I met someone this afternoon, waiting for the train. I don't normally converse much with strangers like that, but these were unusual circumstances what with the transit strike. We started talking to find out whether the train was a bronx shuttle, or one that went further north.
She was the outgoing one, I was slower to respond, just listening to her at first. But then she asked if I taught (I'd mentioned the university), and wanted to know what I taught. I started talking about advocacy around social issues affecting the low income, and she began sharing details about her life.
She had just moved from welfare to social security. No, not age, but physical problems that prevented ongoing work. She was 33, had an 11 year old. Six years ago, she left her abusive husband and found an apartment near Fordham Road. He found her, stalked her, broke in, raped her, beat her, knocked out 8 teeth, broke her jaw, and caused head trauma that still brings on migraines this many years later. After leaving the hospital, she took her son and went to a safe shelter.

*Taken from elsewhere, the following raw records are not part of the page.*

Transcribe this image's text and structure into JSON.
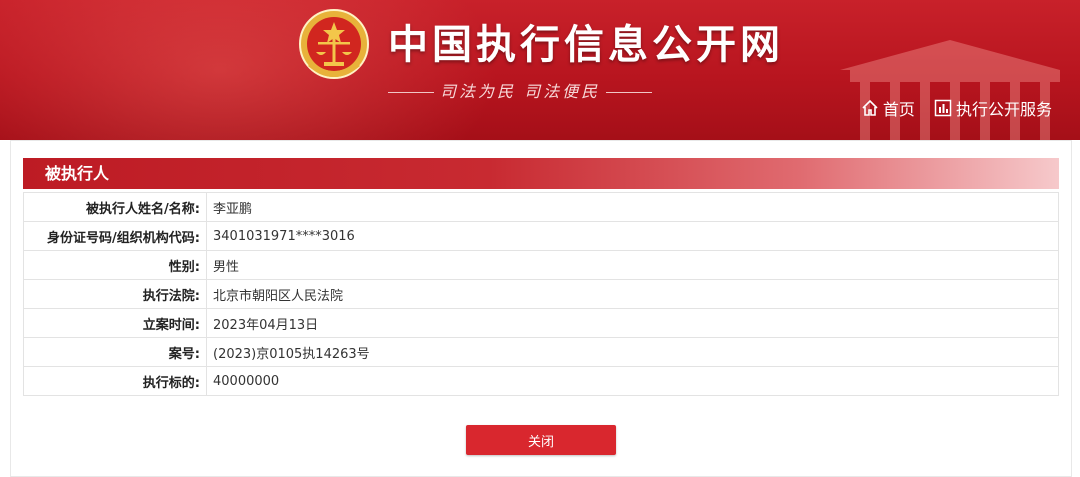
{
  "header": {
    "site_title": "中国执行信息公开网",
    "slogan": "司法为民  司法便民",
    "nav": {
      "home": "首页",
      "services": "执行公开服务"
    }
  },
  "section": {
    "title": "被执行人"
  },
  "fields": [
    {
      "label": "被执行人姓名/名称:",
      "value": "李亚鹏"
    },
    {
      "label": "身份证号码/组织机构代码:",
      "value": "3401031971****3016"
    },
    {
      "label": "性别:",
      "value": "男性"
    },
    {
      "label": "执行法院:",
      "value": "北京市朝阳区人民法院"
    },
    {
      "label": "立案时间:",
      "value": "2023年04月13日"
    },
    {
      "label": "案号:",
      "value": "(2023)京0105执14263号"
    },
    {
      "label": "执行标的:",
      "value": "40000000"
    }
  ],
  "actions": {
    "close_label": "关闭"
  },
  "colors": {
    "brand_red": "#c8212a",
    "button_red": "#d9272e"
  },
  "icons": {
    "emblem": "court-emblem-icon",
    "home": "home-icon",
    "services": "service-chart-icon"
  }
}
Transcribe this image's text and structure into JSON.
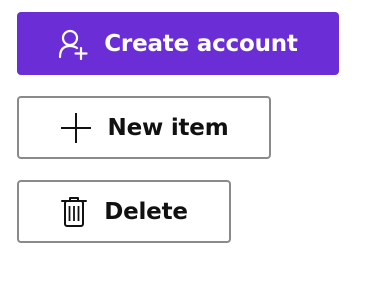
{
  "buttons": {
    "create_account": {
      "label": "Create account",
      "icon": "person-add-icon",
      "color": "#6b2ed6"
    },
    "new_item": {
      "label": "New item",
      "icon": "plus-icon"
    },
    "delete": {
      "label": "Delete",
      "icon": "trash-icon"
    }
  }
}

But this woman was not bowed, was no longer a victim. She was, from what I could see, intelligent, emotionally strong, and in a healthy relationship with one she called her fiance. Although I hadn't been through what she'd been through, we connected in that kind of poverty level and intellectually higher functioning single mom kind of way. We talked about the decisions we'd made in life, and the parallels. Her dad died of an overdose when she was 11, my dad left when I was a toddler.
She'd gone into one violent relationship after another, I'd seen that in my mom and steered clear of any men actually in my home.

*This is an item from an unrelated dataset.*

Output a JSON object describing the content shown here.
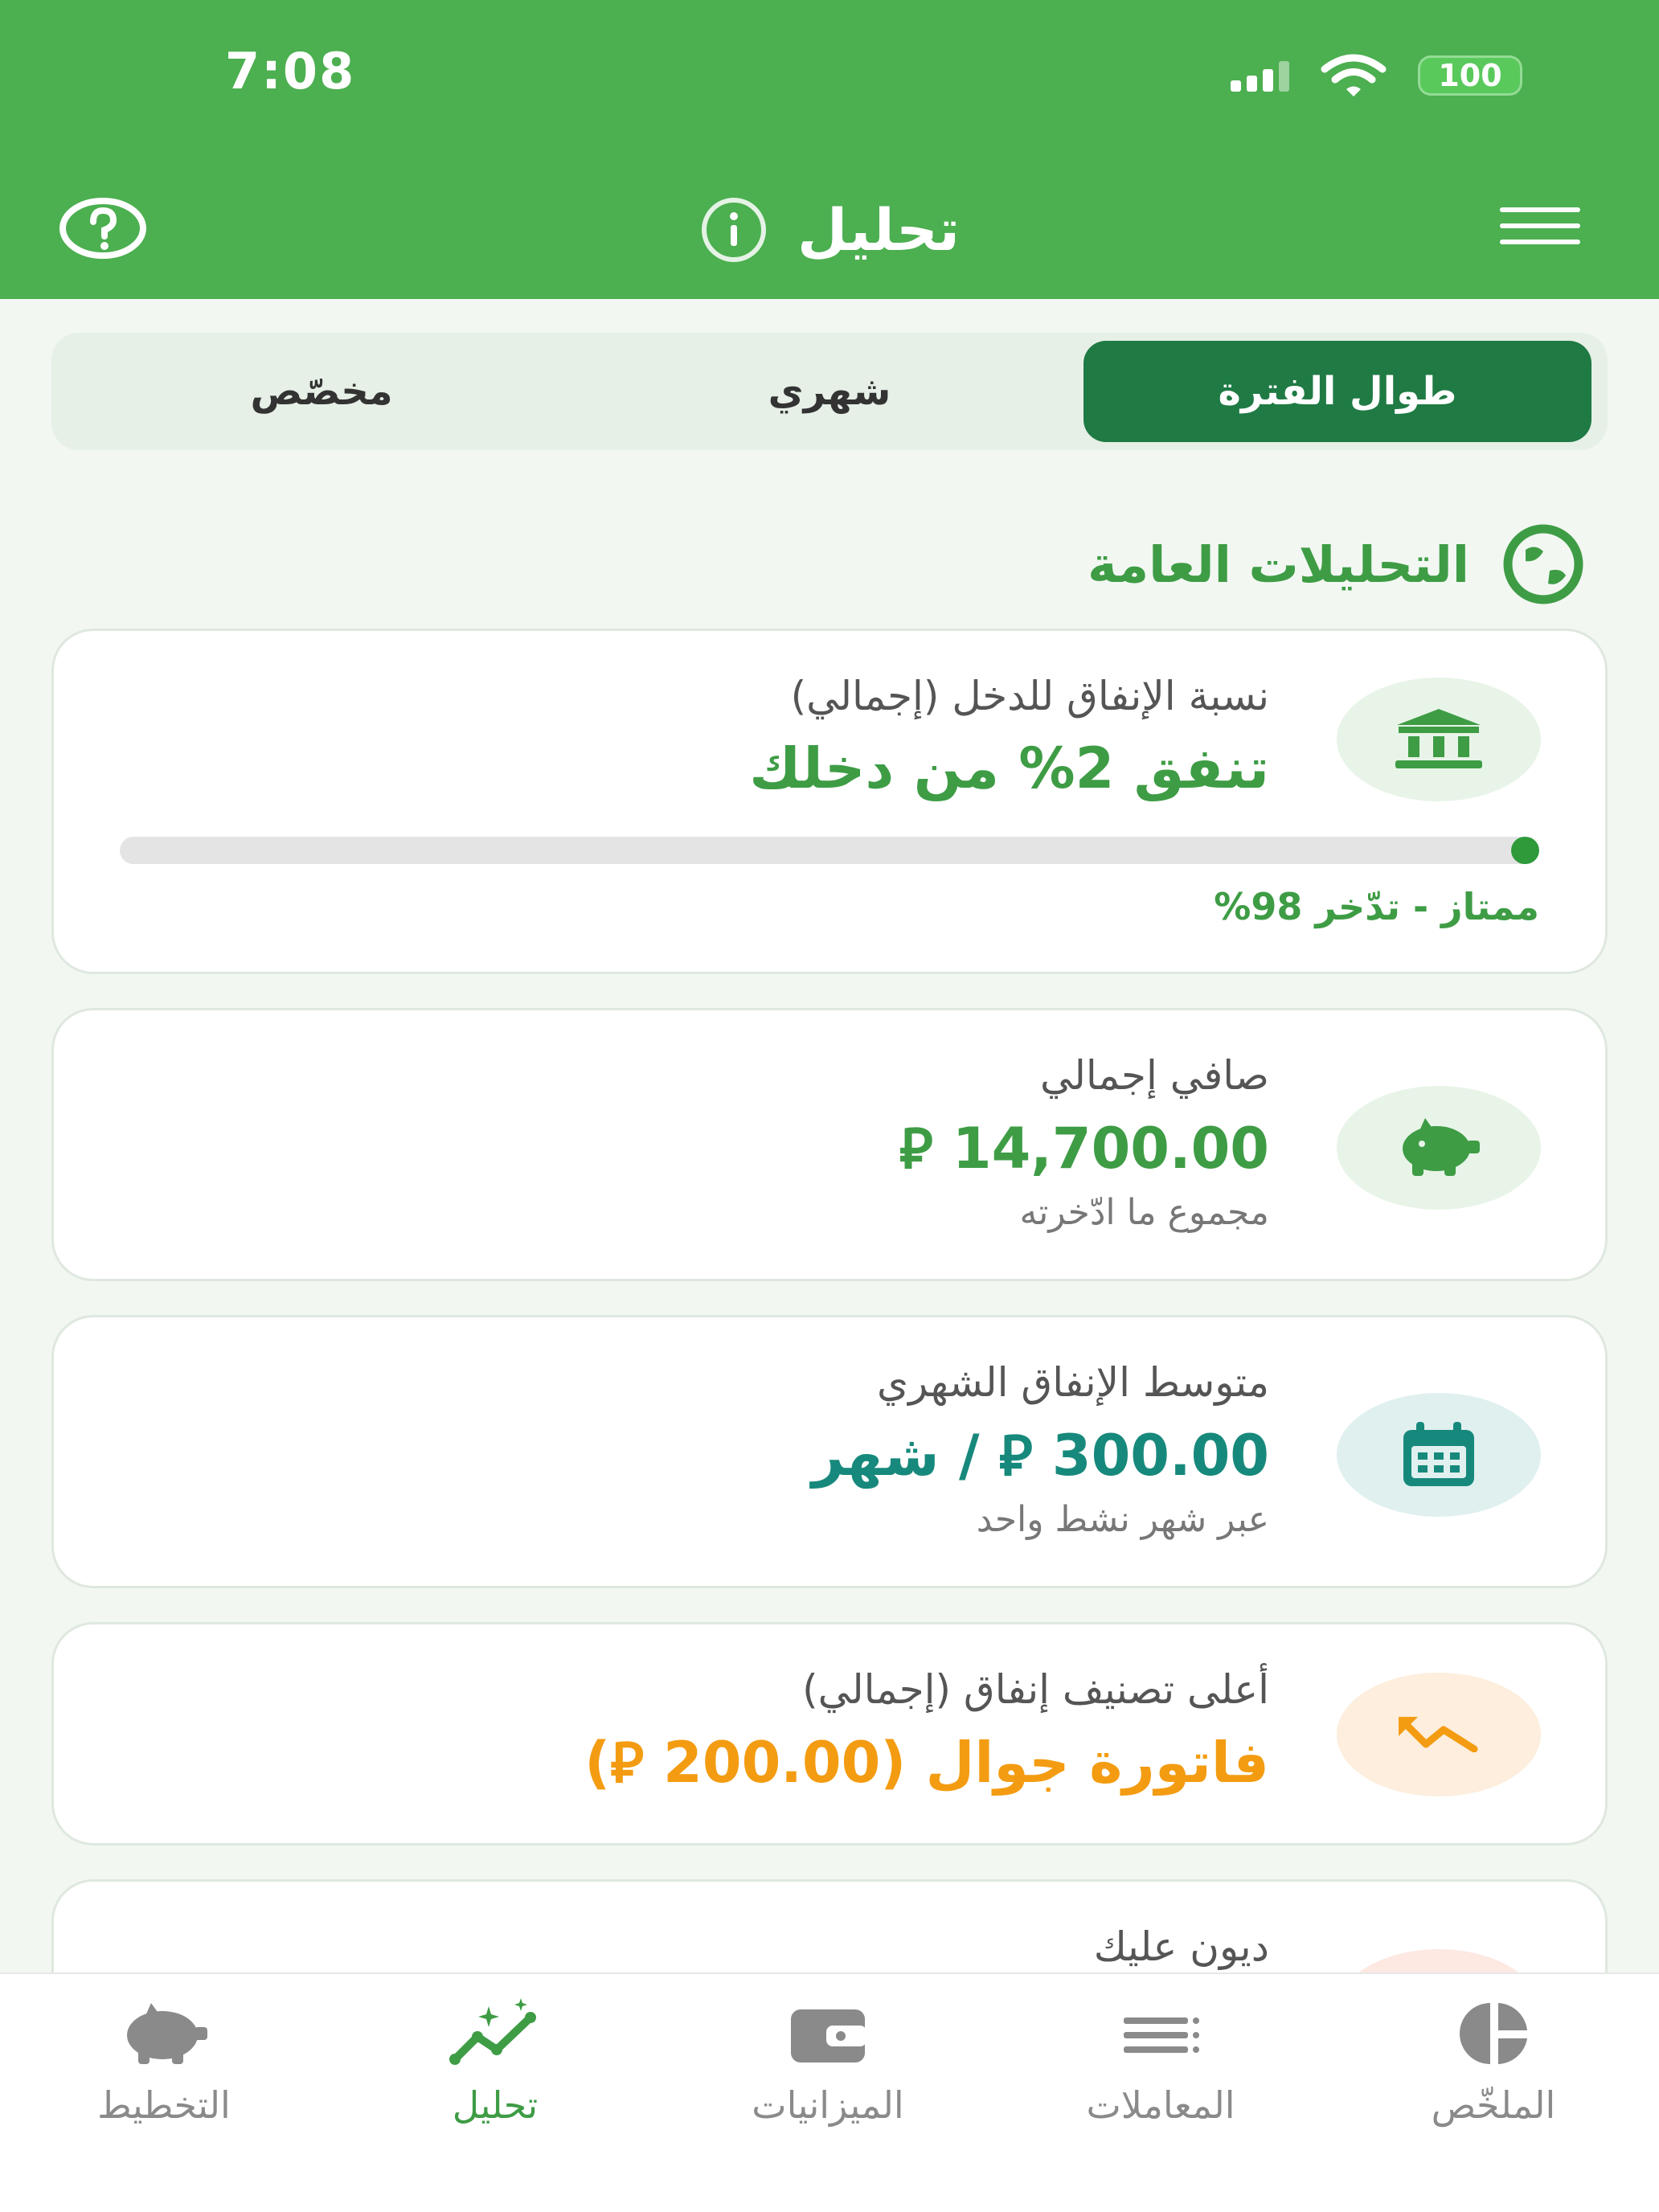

We both had struggled with how to raise sons who would move out of poverty without using that poverty as an excuse to engage in illegal activities to earn money.
We were concerned about raising sons who knew how to treat a woman appropriately after seeing other men abuse women--hers from the father, mine from a babysitter and a grandma.
We talked about the cycle of poverty, and how important decent schools are in turning that around. About the importance of health insurance.
We marveled that despite the fact that poverty and rough lives tend to make one look older, we both looked younger than our years.
It was pretty amazing, really. Especially for someone who is normally as reserved as I am with strangers.
But we talked away, about life. In a way, we knew each other. In some deeper way. Despite being strangers. We didn't even introduce ourselves, share our names, till the very end, as we arrived at my stop and we said goodbye and merry christmas. I even considered, for a moment, giving her my email address. But we left it at 'I'm sure we'll see each other, I'm always on Fordham Road.'
I hope she got to her family alright, and I hope she has a wonderful christmas. She certainly deserves it, after what life has dealt her.
It's funny how we connect with people in life. How we interact. And then we go on our way. Go on living.